The Twelve Days of Christmas: Lessons to Last a Lifetime
The best gifts are ones that are free. This holiday season give your children a gift that will last a lifetime—the gift of values. On each day preceding Christmas, present your children with the designated “gift” then discuss how its “value” can be applied to their lives.
On the first day of Christmas, my parents gave to me…modeling clay!
Clay is a lot like compassion—soft and pliable. As you and your children shape the clay, remind them to keep their heart soft and pliable toward people less fortunate than themselves. Then make plans as a family to reach out to someone in need.
On the second day of Christmas, my parents gave to me…chocolate coins!
Generosity, like chocolate, is sweet—to the giver and the receiver! As you delve into the chocolate, talk about generous acts family members have done in the past. Together, plan to do one anonymous act of generosity for someone else. Then bask in the sweet rewards of giving!
On the third day of Christmas, my parents gave to me…pipe cleaners!
Just as a pipe cleaner can be bent and twisted, so can the truth. Ask your children about their experiences with honesty and dishonesty and discuss how trust was affected. Create “people” from the pipe cleaners and role-play similar situations.
On the fourth day of Christmas, my parents gave to me…a sheriff’s badge!
Courage, like a star-shaped badge, has many points. Ask your children about situations in their lives that require courage. Encourage them to stick up for someone who is being bullied, or to say no to things they know are wrong. Keep the lesson alive by letting each child wear the badge for a day.
On the fifth day of Christmas, my parents gave to me…a whistle!
Self-discipline means blowing the whistle on an activity that needs to be curtailed. Help your children identify one activity that requires self-discipline. Then commit as a family to use self-discipline during the next week—exercise together, skip desserts, cut screen use, etc. Follow up on your success. What benefits did you reap? Was it worth the hardship?
On the sixth day of Christmas, my parents gave to me…a goldfish!
Talk with your children about what it means to be responsible for someone or something. Then give them a fish and together make a list of tasks involved for caring for that fish. Every time a chore is carried out, put a star or checkmark next to the task.
On the seventh day of Christmas, my parents gave to me…honey!
Bees are not always pleasant, but their work certainly gleans sweet rewards! As you and your children share honey on biscuits, explain the value of work and its benefits. Select one household chore and ask, “If this were not done, how would it impact our lives?” Then give your children several simple household chores and remind them that service with a smile makes life extra sweet.
On the eighth day of Christmas, my parents gave to me…magnets!
Friends, like magnets, are attracted to one another.
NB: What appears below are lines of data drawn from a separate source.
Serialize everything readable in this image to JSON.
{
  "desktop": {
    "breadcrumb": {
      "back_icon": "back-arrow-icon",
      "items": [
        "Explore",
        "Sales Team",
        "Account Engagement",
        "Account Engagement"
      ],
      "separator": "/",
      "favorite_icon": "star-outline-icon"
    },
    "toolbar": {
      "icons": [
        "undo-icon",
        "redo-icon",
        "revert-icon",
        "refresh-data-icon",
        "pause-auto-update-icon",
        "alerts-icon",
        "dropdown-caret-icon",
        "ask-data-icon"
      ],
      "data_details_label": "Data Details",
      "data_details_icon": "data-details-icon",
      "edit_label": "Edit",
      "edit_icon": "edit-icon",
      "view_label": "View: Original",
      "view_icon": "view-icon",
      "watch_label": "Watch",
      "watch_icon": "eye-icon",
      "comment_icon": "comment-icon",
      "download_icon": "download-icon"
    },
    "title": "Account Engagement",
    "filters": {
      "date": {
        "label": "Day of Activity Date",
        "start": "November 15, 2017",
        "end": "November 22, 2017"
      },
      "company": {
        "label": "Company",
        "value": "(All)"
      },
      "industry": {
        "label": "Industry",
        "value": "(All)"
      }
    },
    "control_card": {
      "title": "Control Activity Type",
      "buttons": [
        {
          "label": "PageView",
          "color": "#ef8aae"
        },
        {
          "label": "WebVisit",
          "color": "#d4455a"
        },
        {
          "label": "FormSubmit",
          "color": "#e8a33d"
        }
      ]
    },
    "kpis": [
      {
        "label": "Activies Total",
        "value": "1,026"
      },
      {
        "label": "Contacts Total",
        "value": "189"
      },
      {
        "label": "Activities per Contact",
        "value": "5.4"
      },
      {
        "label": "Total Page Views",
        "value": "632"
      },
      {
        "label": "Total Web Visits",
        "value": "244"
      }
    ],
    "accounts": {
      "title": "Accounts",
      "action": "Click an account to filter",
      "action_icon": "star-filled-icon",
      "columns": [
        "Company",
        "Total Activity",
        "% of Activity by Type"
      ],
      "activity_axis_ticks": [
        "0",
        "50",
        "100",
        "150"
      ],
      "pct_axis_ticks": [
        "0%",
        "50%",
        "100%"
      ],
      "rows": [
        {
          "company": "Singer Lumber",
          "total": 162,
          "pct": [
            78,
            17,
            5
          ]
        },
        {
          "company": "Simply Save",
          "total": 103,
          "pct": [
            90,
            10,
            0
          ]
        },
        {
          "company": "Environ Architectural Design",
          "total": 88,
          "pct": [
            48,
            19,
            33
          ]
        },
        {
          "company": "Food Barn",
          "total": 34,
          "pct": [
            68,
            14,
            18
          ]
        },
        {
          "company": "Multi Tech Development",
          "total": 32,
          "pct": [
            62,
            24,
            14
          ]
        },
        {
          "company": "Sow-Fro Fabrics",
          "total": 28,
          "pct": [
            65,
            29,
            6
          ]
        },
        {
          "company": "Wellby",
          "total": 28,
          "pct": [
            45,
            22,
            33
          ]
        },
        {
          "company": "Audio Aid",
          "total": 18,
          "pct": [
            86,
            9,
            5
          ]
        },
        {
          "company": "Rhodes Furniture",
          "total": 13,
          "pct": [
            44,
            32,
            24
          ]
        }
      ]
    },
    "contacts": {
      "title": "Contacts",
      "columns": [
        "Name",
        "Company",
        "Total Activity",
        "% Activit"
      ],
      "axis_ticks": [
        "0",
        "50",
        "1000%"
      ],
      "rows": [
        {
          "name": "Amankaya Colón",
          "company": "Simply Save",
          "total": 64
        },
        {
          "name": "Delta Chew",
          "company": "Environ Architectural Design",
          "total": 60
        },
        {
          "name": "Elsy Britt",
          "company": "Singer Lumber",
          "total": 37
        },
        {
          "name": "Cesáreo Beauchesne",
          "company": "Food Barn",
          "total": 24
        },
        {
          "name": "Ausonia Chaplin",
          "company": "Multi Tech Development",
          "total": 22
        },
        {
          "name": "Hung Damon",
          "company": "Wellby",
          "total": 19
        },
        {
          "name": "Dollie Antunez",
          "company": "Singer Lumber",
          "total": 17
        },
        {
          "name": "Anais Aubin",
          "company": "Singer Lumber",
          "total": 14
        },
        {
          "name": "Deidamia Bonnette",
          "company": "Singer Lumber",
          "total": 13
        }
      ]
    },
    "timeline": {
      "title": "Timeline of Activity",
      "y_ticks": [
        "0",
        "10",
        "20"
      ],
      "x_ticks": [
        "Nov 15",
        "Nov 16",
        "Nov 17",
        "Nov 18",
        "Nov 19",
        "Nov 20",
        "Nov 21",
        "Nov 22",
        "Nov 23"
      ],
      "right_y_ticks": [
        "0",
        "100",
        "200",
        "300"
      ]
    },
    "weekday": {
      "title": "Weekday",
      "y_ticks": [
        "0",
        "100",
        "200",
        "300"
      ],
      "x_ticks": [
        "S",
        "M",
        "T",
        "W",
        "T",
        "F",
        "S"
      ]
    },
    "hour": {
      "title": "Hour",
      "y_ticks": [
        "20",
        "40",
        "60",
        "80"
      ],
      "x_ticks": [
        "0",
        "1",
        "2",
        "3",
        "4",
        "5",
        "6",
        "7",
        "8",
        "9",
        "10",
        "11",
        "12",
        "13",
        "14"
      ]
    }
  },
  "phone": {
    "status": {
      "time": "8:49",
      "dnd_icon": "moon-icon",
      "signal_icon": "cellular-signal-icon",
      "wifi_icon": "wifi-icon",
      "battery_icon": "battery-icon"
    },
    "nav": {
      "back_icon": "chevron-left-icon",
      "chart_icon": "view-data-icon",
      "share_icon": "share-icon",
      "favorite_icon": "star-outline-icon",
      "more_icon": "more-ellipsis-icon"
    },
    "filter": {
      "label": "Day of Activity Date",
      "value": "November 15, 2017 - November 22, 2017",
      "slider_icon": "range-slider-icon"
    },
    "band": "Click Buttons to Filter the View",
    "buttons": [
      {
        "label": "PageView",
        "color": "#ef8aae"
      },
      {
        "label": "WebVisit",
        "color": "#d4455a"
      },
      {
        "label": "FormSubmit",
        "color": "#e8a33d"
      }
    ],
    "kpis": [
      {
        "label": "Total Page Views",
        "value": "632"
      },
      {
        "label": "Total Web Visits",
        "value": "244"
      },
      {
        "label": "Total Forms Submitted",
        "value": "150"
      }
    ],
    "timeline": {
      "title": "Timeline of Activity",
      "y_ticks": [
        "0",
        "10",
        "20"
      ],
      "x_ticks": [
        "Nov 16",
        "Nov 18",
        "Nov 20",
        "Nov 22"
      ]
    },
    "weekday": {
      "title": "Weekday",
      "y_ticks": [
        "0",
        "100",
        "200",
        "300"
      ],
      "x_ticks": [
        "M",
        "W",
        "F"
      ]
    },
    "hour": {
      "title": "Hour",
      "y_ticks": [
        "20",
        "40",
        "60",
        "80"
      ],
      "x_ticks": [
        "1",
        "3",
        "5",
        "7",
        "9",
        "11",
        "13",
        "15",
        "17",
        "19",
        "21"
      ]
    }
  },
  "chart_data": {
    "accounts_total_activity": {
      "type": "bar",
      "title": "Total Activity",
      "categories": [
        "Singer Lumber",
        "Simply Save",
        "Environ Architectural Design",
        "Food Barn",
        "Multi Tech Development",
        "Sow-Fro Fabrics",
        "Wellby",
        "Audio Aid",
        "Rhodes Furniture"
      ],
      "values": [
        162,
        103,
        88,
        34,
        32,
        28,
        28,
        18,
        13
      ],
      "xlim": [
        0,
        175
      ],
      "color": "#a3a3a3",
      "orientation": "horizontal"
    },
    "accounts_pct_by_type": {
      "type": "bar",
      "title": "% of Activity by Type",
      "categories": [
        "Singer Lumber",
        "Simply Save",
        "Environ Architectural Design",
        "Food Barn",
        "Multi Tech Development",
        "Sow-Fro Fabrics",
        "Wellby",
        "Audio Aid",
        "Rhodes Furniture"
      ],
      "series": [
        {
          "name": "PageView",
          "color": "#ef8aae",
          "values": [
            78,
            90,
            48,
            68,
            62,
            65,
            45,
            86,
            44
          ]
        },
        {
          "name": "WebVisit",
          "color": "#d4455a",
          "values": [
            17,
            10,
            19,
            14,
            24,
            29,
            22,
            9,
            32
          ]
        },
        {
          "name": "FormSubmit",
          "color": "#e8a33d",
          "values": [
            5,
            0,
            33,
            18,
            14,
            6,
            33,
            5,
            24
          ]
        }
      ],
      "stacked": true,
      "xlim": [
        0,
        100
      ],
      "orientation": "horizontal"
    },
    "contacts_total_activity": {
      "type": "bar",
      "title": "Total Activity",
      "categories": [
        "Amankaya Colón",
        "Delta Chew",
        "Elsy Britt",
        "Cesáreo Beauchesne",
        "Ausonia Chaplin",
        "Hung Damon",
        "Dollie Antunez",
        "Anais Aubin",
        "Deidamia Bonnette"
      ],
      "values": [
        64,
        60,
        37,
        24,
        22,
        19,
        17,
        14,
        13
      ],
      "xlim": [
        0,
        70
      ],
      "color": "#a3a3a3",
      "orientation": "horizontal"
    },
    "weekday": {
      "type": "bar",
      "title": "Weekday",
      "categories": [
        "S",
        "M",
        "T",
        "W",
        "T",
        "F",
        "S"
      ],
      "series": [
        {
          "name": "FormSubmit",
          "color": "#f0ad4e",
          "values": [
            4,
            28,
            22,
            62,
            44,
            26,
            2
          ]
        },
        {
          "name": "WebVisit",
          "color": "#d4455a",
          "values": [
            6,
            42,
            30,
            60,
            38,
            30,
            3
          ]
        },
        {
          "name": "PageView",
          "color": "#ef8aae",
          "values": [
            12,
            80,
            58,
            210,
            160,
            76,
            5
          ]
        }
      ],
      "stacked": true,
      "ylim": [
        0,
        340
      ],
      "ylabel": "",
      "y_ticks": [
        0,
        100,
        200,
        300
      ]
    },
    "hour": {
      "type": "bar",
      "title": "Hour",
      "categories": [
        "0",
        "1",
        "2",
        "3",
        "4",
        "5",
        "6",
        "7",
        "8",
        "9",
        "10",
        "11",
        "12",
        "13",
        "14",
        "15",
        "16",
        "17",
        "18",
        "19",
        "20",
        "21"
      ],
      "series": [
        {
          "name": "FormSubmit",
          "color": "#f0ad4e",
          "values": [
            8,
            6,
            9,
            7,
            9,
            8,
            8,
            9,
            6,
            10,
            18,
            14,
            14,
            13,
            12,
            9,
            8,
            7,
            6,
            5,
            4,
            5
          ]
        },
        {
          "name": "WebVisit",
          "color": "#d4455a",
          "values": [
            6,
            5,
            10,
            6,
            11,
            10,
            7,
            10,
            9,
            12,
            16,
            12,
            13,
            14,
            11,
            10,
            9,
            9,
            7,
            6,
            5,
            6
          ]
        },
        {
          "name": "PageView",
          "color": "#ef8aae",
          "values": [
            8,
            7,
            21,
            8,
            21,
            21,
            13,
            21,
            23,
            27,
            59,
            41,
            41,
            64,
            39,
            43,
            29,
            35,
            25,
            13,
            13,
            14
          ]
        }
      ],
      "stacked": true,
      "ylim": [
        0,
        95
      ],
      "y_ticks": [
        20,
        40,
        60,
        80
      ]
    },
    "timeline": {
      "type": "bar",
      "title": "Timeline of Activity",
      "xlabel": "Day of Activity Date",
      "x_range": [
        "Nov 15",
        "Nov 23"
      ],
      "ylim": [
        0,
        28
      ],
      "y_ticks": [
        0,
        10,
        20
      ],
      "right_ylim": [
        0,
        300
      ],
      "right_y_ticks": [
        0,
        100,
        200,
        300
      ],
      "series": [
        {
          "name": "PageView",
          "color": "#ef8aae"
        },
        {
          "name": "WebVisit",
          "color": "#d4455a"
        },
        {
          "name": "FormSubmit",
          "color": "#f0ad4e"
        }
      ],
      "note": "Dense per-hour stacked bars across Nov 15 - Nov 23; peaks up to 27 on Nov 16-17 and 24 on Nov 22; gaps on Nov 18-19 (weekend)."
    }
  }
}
As your children explore the properties of magnets, have them share stories about their friends. What is it they love about that person? Invite your children to emulate their friends’ positive traits. Follow up by having your children do something nice for one of their buddies.
On the ninth day of Christmas, my parents gave to me…a glue stick!
When people are loyal to something, they stick to it like glue. Explain how people can be fiercely loyal to different things—family, friends, country, principles, beliefs, etc. Have your children find pictures of things they are loyal to. Then glue them to a larger piece of paper and hang it up.
On the tenth day of Christmas, my parents gave to me…a deck of cards!
If you have ever tried to build a house of cards, you know it takes perseverance. As you and your children engage in this feat, discuss what perseverance means. Are there any areas in your children’s lives where they need to persevere? Develop a plan to address that difficulty and overcome the challenge.
On the eleventh day of Christmas, my parents gave to me…a balloon!
Bragging, like a balloon, inflates a person’s thoughts of himself. While it’s okay to be proud of yourself and your accomplishments, bragging about it is impolite. Give everyone a balloon as a reminder that it is okay to be proud of their accomplishments without boasting about it to others.
On the twelfth day of Christmas, my parents gave to me…a frosted cupcake!
Respecting others and being respected is like icing on a cake—it makes relationships sweeter! As you eat frosted cupcakes, discuss the meaning of respect and how it is displayed through kind words and actions. Make a list of things that demonstrate respect toward others, then have your children practice doing these things on a regular basis.
Denise Yearian is the former editor of two parenting magazines and the mother of three children and six grandchildren.